In this book, Rhona’s ex, the father of her son, Liam makes a re-appearance and from the outset we know that he’s up to something, though we’ll have to wait and find out what that is. It won’t be good though, that much we can already tell.
A key character to the case is Karen Marshall, Mary’s best friend. But Karen has never been the same since her husband, Jack died, and she still talk to him even as she sees portents that lead her into thinking that she really does need to try and remember exactly what she knew all those years ago. But is Mary a reliable narrator?
Anderson has taken what is quite a complex case and offers up a series of suspects for our inspection. Mary and Karen came from different sides of the religious divide in quite a small community where folk were used to knowing their neighbours and understanding how to deal with them. Children were seen and not heard and that’s how the police dealt with them, too. Mary’s disappearance has always been a source of concern and now with the discovery of the body and developments in forensic science, it looks like answers may be finally forthcoming.
The emotive nature of this case makes the reader wonder how Rhona will react to it and though the death of a child and the potential issues around it are awful, Anderson handles this element well, with care and without resort to unnecessary detail. The solution when it comes is as tense and dramatic as you’d expect and makes perfect sense.

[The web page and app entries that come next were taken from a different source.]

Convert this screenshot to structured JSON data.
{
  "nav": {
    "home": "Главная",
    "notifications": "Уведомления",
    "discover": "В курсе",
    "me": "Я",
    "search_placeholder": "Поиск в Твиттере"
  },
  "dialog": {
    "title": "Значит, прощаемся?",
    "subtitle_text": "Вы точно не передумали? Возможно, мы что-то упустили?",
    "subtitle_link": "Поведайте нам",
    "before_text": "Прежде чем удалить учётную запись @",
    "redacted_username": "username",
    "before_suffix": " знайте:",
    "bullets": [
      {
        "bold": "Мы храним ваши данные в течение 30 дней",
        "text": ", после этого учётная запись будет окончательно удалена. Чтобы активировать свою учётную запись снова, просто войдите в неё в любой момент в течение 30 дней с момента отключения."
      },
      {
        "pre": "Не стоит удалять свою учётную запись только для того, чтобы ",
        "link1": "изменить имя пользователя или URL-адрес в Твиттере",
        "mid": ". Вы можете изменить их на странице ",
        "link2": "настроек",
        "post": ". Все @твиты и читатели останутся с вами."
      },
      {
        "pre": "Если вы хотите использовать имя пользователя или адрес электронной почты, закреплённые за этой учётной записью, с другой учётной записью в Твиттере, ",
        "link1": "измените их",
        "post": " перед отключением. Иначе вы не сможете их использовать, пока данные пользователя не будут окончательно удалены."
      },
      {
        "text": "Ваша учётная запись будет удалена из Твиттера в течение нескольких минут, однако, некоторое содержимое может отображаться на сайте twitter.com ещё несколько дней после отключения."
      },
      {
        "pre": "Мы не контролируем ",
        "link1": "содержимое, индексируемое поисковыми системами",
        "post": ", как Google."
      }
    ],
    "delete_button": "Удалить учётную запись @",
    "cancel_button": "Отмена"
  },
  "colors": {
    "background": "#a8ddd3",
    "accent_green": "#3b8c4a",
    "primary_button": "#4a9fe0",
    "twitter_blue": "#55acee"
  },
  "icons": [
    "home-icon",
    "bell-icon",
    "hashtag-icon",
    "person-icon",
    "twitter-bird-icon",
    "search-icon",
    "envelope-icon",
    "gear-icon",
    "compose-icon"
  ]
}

Verdict: Another well-plotted and fascinating case for my favourite forensic scientist. The depth of characterisation, the humour and the interpersonal banter and relationships make this series come alive. The cases are always interesting and I love that sense of place comes through strongly in everything Anderson writes. The Innocent Dead is another winner.
Lin Anderson is a Scottish novelist and screenwriter best known for her bestselling series featuring forensic scientist Dr Rhona MacLeod of which there are currently fifteen novels, five of which have been long listed for the Scottish Crime Book of the Year, with Time For The Dead being a 2020 finalist.
Lin is co-founder of the international crime writing festival Bloody Scotland which takes place annually in Stirling, Scotland, mid September.